JFK would have been a fine president had he lived. His agenda: -Out of Vietnam by 1965 -Civil Rights Act by 1966 -The Great Society by 1968 -Expansion of the Peace Corps -A crackdown on Organized Crime It would have been smooth sailing.
Khrushchev's distrust of Kennedy came from his dealings with Eisenhower, who often and easily lied to the Premier. The Bay of Pigs incident came about as an extension of Eisenhower policies. Eisenhower was a great president, but he really ticked Khrushchev off.
[color=black]I'm not sure about the Civil Rights acts; he seemed avoid that issue like Eisenhower did, not because of Racism, but because, like Eisenhower, he wanted to avoid the violence that was inherent with the passage of such acts. LBJ was really the first president to give Civil Rights complete support (and in part did so because the violence had already begun to erupt). The Great Society seemed to be more of a work by LBJ, so if Kennedy hadn't died, it still would have been passed by him, although it really was LBJ's program (at least that's the way it looks because LBJ was the one who lobbied for it's passage as President).[/color]
[color=black]Yes, Khrushchev did distrust Eisenhower and his policies, but he came into leadership preaching the death of capitalism. In my opinion he judged Kennedy's inexperience as weakness, causing him to take aggressive action without fearing reprisal from Kennedy. Yes, the Bay of Pigs was a result of Eisenhower policy, but Kennedy's failure was his unquestioning support of it, especially after the "Cuban Exile's Aircraft" were found out to be repainted A-26s by the media, resulting in a Cuban air force presence on the day of the invasion. I guess the criticism of the Bay of Pigs is probably all wrongful hindsight, since most of the things that went wrong (the fact that it was one of Castro's favorite resorts, for example) weren't known at the time; still was his inexperience that lead to his full support of it.[/color]
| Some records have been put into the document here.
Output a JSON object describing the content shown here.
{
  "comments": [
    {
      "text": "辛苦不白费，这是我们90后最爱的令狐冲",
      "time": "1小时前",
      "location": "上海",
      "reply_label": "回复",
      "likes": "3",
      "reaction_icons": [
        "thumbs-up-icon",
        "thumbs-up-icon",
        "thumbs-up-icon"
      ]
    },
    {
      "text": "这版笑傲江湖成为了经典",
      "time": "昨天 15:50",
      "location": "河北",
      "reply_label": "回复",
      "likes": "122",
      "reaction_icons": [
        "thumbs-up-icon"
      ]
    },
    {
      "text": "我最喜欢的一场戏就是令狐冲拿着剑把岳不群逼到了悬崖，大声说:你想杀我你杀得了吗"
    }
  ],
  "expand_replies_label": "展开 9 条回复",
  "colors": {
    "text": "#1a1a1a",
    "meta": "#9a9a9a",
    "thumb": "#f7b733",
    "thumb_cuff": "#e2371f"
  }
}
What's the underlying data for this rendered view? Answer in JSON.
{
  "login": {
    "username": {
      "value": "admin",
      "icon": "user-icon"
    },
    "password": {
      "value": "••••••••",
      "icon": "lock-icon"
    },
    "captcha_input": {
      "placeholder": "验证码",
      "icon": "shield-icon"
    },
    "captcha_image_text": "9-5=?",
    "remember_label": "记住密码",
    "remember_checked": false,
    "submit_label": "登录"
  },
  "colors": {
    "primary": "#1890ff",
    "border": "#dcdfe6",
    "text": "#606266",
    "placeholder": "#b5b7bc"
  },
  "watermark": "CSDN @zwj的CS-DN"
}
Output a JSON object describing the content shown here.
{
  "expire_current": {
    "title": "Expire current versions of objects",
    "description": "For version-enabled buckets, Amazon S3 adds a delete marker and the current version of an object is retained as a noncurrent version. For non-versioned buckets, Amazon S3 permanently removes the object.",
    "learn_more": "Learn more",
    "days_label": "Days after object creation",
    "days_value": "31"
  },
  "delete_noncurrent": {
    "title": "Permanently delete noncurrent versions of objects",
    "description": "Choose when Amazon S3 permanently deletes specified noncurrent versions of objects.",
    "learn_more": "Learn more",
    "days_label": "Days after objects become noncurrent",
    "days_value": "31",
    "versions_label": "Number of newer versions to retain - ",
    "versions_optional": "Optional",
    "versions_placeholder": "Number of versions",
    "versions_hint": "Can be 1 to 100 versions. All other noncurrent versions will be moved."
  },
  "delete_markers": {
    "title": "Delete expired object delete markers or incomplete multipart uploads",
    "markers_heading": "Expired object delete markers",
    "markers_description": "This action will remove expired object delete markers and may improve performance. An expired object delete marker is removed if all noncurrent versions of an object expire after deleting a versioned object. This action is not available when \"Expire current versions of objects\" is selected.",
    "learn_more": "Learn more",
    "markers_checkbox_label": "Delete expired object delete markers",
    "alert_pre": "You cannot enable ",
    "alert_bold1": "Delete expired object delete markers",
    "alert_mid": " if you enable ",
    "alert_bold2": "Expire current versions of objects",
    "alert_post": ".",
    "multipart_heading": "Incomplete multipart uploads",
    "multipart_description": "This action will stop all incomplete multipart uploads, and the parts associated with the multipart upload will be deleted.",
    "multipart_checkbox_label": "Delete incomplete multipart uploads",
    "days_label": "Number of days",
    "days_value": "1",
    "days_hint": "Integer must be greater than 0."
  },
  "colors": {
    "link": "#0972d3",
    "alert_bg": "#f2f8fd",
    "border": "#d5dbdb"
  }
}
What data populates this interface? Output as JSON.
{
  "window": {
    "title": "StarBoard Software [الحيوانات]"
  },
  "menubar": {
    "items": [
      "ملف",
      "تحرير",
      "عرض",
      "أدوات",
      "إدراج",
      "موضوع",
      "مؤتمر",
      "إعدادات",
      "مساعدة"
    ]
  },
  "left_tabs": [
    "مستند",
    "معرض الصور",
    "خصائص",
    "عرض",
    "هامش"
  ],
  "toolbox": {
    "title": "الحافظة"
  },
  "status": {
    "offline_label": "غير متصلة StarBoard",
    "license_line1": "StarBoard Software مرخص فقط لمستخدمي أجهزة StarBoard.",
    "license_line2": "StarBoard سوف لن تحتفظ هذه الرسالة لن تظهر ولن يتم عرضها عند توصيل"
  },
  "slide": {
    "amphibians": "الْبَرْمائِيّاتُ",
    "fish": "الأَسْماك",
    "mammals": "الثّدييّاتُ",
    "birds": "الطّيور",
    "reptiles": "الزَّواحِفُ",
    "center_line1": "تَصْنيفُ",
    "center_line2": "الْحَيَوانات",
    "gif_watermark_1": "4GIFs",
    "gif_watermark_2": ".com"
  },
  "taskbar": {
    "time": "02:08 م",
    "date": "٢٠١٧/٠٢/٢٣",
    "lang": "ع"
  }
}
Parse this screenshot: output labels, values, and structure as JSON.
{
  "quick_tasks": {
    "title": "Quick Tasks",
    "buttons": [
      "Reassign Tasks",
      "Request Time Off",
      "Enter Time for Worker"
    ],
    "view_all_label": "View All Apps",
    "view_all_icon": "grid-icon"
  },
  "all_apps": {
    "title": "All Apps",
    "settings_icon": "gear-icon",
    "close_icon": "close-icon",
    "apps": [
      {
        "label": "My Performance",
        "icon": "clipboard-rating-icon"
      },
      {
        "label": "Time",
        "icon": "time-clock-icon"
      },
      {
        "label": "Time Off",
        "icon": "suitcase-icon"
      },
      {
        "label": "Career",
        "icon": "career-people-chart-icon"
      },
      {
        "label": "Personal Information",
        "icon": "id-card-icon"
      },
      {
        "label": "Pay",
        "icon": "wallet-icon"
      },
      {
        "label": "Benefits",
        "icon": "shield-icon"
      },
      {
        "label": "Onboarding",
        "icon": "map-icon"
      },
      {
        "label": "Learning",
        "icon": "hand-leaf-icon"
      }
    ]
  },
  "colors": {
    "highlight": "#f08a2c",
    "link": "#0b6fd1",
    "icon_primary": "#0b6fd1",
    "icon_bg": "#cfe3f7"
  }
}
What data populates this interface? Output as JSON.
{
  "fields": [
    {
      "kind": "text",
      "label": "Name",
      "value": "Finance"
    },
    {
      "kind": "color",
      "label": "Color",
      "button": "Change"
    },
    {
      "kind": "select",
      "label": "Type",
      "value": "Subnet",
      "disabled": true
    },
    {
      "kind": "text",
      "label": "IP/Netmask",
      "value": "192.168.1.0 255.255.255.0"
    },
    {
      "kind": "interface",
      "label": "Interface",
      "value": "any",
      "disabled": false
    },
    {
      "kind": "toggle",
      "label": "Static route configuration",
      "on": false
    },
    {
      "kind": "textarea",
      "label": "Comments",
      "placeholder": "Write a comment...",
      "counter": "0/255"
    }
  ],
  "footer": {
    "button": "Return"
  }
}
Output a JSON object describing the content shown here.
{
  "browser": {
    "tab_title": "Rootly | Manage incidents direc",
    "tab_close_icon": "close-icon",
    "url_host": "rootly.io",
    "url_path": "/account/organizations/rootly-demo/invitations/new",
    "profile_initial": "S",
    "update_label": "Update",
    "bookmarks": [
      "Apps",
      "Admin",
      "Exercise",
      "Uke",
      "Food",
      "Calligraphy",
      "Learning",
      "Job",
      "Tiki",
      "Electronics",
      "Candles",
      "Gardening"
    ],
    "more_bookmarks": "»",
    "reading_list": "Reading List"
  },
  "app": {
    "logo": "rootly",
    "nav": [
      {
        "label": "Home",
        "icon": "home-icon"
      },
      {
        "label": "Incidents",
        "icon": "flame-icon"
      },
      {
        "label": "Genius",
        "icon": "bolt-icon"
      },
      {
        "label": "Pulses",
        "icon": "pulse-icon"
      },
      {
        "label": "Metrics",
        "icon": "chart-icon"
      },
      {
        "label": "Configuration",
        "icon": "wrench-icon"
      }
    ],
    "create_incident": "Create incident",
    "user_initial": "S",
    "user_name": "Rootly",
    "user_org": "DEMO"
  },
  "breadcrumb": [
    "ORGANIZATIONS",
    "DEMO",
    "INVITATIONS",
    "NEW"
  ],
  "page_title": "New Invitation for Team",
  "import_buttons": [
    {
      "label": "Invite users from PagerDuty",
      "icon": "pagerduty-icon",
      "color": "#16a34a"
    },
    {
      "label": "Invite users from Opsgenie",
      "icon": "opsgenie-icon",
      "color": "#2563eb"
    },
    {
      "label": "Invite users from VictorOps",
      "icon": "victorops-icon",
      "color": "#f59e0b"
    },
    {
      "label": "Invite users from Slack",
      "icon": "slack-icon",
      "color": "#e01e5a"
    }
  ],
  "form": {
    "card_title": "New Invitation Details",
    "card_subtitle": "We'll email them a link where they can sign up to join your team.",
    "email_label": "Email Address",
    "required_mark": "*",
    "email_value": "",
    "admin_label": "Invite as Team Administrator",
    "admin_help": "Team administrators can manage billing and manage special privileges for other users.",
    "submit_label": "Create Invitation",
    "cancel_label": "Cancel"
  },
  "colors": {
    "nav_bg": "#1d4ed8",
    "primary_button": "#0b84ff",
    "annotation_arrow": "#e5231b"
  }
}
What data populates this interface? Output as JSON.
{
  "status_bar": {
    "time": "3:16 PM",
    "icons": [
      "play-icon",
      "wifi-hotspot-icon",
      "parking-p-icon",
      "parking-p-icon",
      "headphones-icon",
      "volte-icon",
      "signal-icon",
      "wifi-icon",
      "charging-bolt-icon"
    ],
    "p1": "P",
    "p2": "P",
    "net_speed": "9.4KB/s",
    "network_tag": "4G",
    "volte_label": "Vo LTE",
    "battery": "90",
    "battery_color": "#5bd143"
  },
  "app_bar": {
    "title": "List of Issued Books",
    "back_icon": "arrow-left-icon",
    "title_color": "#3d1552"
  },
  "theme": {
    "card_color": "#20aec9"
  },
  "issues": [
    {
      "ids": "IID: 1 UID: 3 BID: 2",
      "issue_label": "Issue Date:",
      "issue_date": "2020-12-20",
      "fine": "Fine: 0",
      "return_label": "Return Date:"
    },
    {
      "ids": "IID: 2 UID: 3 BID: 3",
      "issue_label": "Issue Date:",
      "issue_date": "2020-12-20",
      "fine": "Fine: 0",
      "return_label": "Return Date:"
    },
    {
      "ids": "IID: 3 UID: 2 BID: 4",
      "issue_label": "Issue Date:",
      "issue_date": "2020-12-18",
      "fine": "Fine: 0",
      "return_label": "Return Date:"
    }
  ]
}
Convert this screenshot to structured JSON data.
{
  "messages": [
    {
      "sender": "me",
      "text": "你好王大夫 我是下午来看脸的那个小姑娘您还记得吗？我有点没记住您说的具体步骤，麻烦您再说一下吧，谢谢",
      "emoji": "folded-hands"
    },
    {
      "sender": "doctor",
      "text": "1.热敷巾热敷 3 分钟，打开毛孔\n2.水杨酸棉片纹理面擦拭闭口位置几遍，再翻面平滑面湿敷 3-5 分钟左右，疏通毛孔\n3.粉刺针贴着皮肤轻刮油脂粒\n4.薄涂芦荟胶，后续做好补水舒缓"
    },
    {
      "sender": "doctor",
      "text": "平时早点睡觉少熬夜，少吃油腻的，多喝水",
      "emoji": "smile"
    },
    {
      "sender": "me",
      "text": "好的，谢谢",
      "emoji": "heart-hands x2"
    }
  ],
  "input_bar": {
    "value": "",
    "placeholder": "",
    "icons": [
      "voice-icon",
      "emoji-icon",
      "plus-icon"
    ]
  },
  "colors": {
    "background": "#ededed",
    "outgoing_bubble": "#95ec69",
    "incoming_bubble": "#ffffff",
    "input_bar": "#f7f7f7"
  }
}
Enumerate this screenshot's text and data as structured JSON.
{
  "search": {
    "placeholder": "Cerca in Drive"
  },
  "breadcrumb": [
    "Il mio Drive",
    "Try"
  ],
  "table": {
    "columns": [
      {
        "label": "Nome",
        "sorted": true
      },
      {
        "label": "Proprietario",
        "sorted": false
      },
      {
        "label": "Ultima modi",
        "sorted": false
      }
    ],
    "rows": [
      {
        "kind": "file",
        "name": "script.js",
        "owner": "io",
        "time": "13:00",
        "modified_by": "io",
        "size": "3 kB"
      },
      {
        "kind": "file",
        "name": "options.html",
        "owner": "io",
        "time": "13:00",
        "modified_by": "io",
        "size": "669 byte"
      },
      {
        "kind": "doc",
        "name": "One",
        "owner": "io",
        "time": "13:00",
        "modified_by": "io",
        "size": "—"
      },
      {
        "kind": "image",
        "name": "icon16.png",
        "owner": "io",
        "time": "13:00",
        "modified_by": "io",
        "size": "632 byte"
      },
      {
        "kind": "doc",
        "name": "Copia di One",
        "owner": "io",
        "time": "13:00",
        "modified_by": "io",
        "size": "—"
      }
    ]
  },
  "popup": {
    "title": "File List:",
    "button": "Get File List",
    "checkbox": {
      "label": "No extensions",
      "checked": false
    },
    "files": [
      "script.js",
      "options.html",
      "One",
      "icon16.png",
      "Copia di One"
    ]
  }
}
1. Except for Vietnam, LBJ's policies from 1963 to 1966 were a continuation of Kennedy's.
2. I believe Khrushchev wanted to genuinely talk with the United States when he took office. He said so, because he believed that trade and open relations wth America would give the Soviets more resources at the cost of some political face. However, we told him to shove off, so he promptly did so.
3. I'd say it was less his inexperience and more his overfaith in his advisors, esp. McNamara. After Bay of Pigs, Kennedy was much more forceful with his lieutenants, as demonstrated with the Cuban Missile Crisis.